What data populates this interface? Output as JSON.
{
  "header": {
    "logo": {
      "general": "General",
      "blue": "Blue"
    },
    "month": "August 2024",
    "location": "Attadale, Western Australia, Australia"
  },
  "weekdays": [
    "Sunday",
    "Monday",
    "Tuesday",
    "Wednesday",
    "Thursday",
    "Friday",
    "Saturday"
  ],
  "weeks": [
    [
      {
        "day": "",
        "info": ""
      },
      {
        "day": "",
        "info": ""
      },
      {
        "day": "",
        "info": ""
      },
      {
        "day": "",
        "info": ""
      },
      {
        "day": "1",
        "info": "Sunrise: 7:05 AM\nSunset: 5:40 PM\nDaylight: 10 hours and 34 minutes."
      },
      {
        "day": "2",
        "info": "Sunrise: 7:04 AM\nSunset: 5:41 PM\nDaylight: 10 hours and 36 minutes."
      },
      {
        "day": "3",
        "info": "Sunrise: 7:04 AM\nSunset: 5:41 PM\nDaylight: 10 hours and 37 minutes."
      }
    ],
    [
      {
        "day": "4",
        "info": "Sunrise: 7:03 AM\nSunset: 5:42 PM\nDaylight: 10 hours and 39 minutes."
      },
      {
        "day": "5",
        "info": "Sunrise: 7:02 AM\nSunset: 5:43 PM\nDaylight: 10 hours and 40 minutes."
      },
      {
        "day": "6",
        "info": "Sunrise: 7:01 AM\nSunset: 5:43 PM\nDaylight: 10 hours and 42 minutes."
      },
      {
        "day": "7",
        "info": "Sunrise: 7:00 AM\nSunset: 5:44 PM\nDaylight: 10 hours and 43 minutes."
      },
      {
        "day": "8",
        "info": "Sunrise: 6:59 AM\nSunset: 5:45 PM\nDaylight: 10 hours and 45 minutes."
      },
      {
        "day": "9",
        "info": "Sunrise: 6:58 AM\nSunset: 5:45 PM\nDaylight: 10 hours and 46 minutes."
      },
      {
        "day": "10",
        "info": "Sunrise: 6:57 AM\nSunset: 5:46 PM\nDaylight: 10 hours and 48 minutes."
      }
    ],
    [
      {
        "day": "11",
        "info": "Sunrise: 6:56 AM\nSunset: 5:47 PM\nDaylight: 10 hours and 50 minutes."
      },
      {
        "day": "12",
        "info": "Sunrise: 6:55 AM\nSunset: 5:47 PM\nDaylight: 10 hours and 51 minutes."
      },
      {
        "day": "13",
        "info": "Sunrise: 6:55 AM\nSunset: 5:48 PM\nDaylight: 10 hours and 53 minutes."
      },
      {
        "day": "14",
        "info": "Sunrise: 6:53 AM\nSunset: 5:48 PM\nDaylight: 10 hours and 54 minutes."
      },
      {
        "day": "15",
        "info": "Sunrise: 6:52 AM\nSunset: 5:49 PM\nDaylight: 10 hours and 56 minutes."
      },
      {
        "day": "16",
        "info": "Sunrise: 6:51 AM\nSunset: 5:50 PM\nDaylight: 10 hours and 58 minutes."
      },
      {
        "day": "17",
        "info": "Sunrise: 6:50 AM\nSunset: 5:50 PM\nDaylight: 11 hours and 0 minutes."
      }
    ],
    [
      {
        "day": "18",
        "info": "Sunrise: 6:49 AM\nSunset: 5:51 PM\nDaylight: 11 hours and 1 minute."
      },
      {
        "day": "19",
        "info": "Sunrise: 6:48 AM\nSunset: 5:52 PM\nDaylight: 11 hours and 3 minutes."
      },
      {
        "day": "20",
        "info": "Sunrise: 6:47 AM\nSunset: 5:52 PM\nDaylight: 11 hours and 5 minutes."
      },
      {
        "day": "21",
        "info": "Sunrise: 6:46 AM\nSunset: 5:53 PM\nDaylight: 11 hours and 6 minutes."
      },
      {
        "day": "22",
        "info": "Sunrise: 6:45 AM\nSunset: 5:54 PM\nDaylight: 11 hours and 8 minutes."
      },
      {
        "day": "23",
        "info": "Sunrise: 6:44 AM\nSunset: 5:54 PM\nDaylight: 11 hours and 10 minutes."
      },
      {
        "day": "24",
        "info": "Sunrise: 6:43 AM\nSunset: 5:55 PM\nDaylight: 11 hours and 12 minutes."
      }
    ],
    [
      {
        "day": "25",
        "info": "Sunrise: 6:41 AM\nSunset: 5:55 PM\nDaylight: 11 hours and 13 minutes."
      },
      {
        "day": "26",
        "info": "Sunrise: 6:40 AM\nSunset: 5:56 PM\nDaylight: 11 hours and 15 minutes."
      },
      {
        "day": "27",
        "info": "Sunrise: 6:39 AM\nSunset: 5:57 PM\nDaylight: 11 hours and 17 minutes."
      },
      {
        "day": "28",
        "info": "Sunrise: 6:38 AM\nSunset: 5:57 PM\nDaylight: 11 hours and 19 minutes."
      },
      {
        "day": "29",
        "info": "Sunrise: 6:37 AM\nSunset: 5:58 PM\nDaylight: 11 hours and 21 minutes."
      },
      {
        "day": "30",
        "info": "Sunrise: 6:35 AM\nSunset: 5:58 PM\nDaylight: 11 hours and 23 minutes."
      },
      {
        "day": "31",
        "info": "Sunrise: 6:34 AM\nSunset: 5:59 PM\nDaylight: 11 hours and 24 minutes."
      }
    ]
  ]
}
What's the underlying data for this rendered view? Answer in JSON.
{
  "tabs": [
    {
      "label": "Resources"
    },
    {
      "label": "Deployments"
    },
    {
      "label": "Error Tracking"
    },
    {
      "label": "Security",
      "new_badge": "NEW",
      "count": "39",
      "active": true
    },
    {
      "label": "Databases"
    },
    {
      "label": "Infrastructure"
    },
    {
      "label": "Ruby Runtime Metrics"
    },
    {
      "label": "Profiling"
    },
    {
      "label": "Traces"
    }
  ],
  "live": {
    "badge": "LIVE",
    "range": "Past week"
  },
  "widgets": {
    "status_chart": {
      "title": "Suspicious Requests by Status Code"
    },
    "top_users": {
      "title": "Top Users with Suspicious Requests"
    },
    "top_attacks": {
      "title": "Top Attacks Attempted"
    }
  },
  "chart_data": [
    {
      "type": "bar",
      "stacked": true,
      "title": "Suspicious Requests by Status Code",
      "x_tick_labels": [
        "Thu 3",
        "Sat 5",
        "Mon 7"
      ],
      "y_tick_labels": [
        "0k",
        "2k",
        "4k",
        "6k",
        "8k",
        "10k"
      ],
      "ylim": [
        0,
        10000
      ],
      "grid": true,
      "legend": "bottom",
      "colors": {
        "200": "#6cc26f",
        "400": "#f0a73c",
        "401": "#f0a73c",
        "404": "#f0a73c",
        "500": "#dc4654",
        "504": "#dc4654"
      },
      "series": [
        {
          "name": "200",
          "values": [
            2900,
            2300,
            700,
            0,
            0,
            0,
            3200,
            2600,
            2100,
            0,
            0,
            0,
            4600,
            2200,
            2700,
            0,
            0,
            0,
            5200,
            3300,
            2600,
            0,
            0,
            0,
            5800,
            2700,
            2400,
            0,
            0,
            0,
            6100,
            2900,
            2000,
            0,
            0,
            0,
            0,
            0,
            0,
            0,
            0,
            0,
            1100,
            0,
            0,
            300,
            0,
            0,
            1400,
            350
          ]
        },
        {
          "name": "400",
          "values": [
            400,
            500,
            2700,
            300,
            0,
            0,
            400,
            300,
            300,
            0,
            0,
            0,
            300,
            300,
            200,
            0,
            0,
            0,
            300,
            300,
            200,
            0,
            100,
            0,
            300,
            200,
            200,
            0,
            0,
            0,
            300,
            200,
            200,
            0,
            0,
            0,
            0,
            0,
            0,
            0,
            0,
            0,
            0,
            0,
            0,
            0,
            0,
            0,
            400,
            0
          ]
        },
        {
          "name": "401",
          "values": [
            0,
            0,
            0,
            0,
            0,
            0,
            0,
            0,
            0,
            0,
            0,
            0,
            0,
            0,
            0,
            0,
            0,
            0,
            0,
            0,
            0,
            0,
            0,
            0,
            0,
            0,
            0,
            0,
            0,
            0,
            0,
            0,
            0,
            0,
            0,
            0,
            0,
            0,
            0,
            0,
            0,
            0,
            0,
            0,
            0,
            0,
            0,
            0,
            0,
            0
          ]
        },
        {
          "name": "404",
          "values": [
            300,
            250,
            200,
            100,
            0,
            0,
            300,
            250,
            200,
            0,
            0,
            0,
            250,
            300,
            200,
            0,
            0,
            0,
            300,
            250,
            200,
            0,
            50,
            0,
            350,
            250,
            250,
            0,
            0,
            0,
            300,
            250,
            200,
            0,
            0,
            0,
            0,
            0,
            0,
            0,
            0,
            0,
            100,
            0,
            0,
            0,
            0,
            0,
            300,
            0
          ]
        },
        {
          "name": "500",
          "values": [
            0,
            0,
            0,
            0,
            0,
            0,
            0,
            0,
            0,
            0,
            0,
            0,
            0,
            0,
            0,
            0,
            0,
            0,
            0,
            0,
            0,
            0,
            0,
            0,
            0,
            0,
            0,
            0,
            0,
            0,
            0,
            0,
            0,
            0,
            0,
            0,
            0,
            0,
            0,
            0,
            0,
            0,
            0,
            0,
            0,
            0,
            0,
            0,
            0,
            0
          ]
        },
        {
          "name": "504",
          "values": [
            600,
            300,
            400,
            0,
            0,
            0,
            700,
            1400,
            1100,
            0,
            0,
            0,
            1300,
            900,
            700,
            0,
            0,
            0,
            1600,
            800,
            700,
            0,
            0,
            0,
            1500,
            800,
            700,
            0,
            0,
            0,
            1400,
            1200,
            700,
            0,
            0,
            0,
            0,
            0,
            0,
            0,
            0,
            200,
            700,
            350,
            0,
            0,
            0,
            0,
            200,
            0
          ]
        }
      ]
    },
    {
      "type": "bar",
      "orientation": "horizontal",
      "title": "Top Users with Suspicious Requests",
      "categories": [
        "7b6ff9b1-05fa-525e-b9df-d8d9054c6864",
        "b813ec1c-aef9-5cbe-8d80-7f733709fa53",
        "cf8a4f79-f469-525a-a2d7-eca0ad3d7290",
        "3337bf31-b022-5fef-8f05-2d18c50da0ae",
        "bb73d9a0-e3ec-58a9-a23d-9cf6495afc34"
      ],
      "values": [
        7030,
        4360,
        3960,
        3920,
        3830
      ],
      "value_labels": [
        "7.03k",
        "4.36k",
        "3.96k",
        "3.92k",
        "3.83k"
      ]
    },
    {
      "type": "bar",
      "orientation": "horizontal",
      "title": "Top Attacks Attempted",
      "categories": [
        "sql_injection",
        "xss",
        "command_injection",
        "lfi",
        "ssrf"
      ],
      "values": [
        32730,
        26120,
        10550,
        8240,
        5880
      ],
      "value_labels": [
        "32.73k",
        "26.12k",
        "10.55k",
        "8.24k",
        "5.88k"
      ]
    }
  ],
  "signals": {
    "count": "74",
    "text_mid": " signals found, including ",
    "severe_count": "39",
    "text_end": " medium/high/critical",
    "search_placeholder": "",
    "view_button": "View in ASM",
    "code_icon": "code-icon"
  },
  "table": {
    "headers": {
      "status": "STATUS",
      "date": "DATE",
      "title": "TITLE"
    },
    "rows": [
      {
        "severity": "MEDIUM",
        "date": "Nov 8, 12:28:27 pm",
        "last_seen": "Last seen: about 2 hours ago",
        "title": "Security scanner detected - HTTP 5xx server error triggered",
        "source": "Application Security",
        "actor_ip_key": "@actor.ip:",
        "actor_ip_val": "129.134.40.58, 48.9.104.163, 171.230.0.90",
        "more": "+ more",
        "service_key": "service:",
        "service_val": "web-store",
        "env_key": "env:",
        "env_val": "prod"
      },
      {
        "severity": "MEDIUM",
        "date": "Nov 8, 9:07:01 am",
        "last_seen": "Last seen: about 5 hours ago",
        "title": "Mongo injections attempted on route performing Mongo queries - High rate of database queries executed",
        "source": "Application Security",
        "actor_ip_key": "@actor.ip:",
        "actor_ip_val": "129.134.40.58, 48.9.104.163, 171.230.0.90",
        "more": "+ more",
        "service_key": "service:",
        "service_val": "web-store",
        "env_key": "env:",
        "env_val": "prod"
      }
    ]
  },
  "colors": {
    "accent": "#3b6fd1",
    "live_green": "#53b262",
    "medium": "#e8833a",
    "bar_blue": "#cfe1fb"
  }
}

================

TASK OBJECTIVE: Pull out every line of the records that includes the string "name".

RESULT OF THE TASK:
          "name": "200",
          "name": "400",
          "name": "401",
          "name": "404",
          "name": "500",
          "name": "504",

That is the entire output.